Monday, May 31, 2010

Reviews of GF Savage-Armstrong's "Ballads of Down", 1901

(NB: If you're reading this on Facebook, you can read this post in full on my blog)

I posted about Ballads of Down recently; since then I've been sent a copy of a promotional leaflet which was produced at the time, containing what it calls "Press Opinions" of the book. Here are a few examples:

"the Ulster character and the Ulster dialect have never before found such expression in literature as these delightful 'Ballads of Down.'" - Leisure Hour

"the spirit which breathes in the national poet of Scotland breathes to a very considerable extent in 'the Poet of Wicklow.'" - Brighton Gazette

"he is distinctly at his best in the dialect poems, some of which have a homely pathos which is not a little touching." - Liverpool Post

"there is a genuine charm... and something of Lowland Scotch pith and grit" - Manchester Guardian

"Mr Savage-Armstrong... is the truest voice that Ulster life has yet found" - Review of Reviews

"To the Scottish reader these poems will prove especially attractive... that the spirit that pervades these songs is akin to the genius of Scottish poetry will be apparent to every reader... his latest volume shows how deftly he can touch themes of peasant-life in Ulster, and how cleverly he can manipulate the quaint dialect of County Down." - Dundee Advertiser
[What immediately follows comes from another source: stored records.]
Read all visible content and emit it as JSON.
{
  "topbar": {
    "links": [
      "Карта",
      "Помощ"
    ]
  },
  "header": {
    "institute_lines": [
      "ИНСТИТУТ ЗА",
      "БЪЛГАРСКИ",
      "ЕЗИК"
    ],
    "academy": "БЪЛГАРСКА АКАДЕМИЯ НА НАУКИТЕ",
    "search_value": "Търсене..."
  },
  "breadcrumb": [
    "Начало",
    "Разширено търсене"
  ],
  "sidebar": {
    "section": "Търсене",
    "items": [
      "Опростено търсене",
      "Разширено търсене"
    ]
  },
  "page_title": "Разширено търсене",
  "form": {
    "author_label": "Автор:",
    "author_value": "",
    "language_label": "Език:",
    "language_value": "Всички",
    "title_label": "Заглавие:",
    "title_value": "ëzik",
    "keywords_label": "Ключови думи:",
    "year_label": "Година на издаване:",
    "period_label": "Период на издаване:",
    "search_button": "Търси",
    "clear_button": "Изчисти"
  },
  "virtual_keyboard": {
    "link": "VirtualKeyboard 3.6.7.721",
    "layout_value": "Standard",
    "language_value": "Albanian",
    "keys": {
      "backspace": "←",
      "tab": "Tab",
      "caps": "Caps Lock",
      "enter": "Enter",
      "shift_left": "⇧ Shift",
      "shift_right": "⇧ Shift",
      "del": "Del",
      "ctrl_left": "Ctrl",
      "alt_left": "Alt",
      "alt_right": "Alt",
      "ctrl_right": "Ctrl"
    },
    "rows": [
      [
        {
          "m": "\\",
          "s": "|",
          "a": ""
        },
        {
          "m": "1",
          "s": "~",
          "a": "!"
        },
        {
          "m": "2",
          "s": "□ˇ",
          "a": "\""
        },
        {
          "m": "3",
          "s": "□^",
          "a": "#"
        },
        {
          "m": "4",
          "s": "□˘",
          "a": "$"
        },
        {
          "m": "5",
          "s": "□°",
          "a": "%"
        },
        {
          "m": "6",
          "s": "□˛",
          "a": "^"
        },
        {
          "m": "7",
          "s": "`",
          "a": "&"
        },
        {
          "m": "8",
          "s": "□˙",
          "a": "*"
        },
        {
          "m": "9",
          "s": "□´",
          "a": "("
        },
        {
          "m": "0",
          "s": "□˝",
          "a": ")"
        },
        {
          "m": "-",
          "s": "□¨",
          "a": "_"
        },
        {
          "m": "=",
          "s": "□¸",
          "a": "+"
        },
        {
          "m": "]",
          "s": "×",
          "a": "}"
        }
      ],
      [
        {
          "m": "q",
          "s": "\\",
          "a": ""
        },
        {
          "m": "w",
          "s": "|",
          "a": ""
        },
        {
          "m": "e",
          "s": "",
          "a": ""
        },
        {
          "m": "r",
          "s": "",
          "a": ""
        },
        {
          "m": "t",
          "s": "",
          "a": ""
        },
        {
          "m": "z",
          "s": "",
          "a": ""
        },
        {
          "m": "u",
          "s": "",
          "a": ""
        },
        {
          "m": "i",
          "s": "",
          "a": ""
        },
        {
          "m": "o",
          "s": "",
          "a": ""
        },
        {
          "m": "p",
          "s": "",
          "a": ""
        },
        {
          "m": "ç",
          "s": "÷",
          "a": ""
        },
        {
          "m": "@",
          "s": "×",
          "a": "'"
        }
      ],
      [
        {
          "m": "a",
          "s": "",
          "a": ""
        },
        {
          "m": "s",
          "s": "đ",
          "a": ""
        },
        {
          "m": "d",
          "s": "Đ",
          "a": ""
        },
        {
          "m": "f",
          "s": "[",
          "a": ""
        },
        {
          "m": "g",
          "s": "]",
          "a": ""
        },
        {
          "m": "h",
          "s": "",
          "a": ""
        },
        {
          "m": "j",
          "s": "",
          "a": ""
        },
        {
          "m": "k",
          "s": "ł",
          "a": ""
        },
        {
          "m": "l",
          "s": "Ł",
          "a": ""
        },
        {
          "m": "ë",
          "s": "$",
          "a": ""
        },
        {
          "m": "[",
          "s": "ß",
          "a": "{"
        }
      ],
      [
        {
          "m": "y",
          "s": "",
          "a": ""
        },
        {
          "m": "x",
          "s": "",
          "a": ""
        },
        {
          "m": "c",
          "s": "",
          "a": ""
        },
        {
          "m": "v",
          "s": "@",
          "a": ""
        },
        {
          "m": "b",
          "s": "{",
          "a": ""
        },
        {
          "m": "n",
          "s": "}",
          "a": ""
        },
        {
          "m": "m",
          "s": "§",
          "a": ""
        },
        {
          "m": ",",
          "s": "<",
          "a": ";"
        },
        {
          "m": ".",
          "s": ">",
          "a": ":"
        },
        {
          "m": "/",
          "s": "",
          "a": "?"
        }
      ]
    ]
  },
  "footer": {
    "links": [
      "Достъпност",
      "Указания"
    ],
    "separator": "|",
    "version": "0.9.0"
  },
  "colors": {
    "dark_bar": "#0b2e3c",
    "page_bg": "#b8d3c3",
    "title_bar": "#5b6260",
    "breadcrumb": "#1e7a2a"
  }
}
"the general excellence of his work will not be questions... his metre is never at fault... to Scotch readers there will be an added interest to his volume from the fact that a number of the poems are in dialect - an Ulster form of Lowland Scotch" - Aberdeen Free Press

"He shares with Burns a certain swift, unaffected draughtsmanship, and creates for his reader a vivid sense of the natural characteristics of the scene depicted. In his management of the dialect he is wholly admirable" - Irish Times

"the dialect-verse... has its tender love-strains, its sly humour, and its pathos, which to those who are 'sons of the soil' must make a special appeal" - Northern Whig

The leaflet has dozens more reviews; what is interesting from the above selection is (aside from the obvious Burns comparisons) how warm and open the press in Belfast and Dublin were towards the book, never mind in Dundee and Aberdeen.